“Although, that wouldn’t make it much fun for the gamblers or for the media.”

Ah, the tension.

Right now, there is no standard in the NCAA for discussing player injuries.

“My university’s attorney told me, ‘You cannot be specific with any injuries. You can say upper body. You can say lower body,'” said Todd Berry, who coached college football for 34 years and is now executive director of the American Football Coaches Association. “Many times the media would already know what it was, but that’s all I could reference.”

Some coaches are more specific. Others are reluctant to share anything at all.

Washington State’s Mike Leach has a history of not even answering questions after a game about a player who was injured on the field. Chip Kelly also never talked about injuries while at Oregon — he’s now at UCLA — and eventually neither did his successor, Mark Helfrich, who’s now in the NFL. Miami’s Mark Richt used to be pretty open about injury updates but started to cut back because other coaches were withholding information.

Others are more forthcoming, like Joe Moorhead at Mississippi State and Duke’s David Cutcliffe.

That inconsistency could potentially raise red flags as legal gambling grows throughout the United States. If one coach reveals more than another, it opens up questions of whether it creates a chance for some gamblers to gain an unfair edge.

“When there’s less info out there, you have a greater chance of having inside information,” said Brad Powers, senior college football analyst for Pregame.com. “When there’s more information, when everyone knows everything — like the NFL, you know exactly if a guy is probable, doubtful or questionable — then nobody really has any inside information.”
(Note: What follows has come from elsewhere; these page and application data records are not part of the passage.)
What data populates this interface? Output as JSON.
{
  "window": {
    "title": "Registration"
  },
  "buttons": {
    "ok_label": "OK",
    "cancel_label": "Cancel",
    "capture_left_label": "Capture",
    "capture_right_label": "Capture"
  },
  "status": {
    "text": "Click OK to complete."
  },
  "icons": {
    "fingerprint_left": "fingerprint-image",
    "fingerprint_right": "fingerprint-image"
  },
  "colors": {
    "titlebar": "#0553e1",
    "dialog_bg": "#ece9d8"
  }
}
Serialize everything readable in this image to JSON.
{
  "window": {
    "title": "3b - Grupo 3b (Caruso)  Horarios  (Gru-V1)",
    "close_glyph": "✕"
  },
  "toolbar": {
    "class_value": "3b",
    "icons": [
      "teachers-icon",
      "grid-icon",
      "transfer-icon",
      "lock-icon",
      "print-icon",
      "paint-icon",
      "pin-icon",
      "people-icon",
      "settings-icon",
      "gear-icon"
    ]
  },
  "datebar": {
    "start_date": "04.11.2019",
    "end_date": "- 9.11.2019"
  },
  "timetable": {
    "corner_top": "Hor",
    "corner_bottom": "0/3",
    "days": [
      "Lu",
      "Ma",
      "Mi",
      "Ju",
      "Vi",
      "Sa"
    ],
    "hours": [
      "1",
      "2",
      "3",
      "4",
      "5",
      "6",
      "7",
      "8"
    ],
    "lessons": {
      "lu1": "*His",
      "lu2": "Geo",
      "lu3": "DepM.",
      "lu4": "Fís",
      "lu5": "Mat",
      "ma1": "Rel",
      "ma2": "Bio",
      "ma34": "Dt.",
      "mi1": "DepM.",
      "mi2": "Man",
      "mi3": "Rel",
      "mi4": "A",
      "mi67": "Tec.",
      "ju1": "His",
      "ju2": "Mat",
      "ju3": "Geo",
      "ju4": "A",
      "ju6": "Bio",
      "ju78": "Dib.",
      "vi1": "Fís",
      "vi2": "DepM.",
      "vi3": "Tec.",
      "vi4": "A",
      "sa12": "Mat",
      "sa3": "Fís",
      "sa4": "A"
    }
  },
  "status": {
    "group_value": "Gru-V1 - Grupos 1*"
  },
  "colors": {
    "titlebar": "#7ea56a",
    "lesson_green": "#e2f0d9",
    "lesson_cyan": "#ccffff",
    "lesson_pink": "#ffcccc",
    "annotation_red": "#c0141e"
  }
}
Powers said bettors want a common language across the conferences. Coaches also want consistency, Berry said.

That could mean only releasing a player’s status for the game — an availability report, which may be the safest option. Or injuries could be defined as lower or upper body only.

“The more specific you get, the greater the chance is that you will wander into an area that is protected by one or both of those statutes (HIPAA and FERPA),” said attorney William H. Brooks, who works in the NCAA compliance and investigations group for his firm, Lightfoot, Franklin & White LLC.

To be honest, I don’t get all the fretting about this.  As that quoted passage suggests, an availability report would seem to meet the concerns of both ends.  Or am I missing something here?



Filed under Bet On It, College Football, The Body Is A Temple

14 responses to ““Although, that wouldn’t make it much fun for the gamblers or for the media.”

  1. You’re right, but the conferences want to be paid for the information. They are going to throw up roadblocks until the wise guys pay up. I love that the extortion angle is on the other foot now.


  2. Hogbody Spradlin

    Only one example, but Kerryon Johnson was available for the SECCG, but the nature of his unjury certainly affected a lot [of bets].


  3. Macallanlover

    Agree, much ado about very little. There may be an increase in the number of casual bettors, but betting on football was always available to those who wished to indulge. Will be a lot more 1. 5, and 10 dollar plays but the big money players will likely continue to bet “the old fashioned way”. The SC decision doesn’t require any new information be available from colleges. The NFL injury report has existed for decades and colleges never fell in line with it. Who exactly will pay for this suspect information anyway? The whole drama of these discussions, and fears of bribery, seems overblown. Ma and Pa Kent in Midville Nebraska isn’t going to pay Jimmy or Joe to take a dive or shave points in a CFB game to win $25 to buy some Happy Meals the next week.


  4. Cousin Eddie

    Not that it matters to anyone but what good does it do the student athlete to have his or her injuries reported, ain’t it about the kids, NAH, I’m kidding everyone knows it’s about everyone else getting a slice of the pie.


  5. Lorenzo

    I agree. I think that his statement, “If one coach reveals more than another, it opens up questions of whether it creates a chance for some gamblers to gain an unfair edge.” was off from what seems to be the intent of his piece. If a coach is actually revealing the information, then everyone has access to it, so no real advantage. However, if some are not revealing, then that is what leaves the possibility of inside info and an unfair advantage. Disclosure requirements in CFB , like in the NFL, would at least in theory help mitigate that advantage.


  6. I think it is completely much ado about nothing. Neither probable, doubtful or questionable tells you whether a player is going to play or how effective that player can be if he does. It means nothing.


  7. mwo

    Not exactly gambling, and I’m sorry if I missed it but, are we doing the Fabris pool this year?


  8. UGA '97

    Vegas always knows, regardless of what team info becomes public knowledge.


  9. W Cobb Dawg

    So people who follow gambling feel cfb needs to adjust policies to accommodate gamblers? Maybe cfb ought to stick to cfb. The ‘availability’ option would hopefully nip more talk of this in the bud.


  10. do like the pros, Div 1 is already the pros anyway


  11. Quacker ass quacker

    From my perspective, injuries are medical conditions it’s a HIPAA violation to release details of a patient’s medical information without consent. That won’t stop the media from reporting it with Boom as an anonymous source.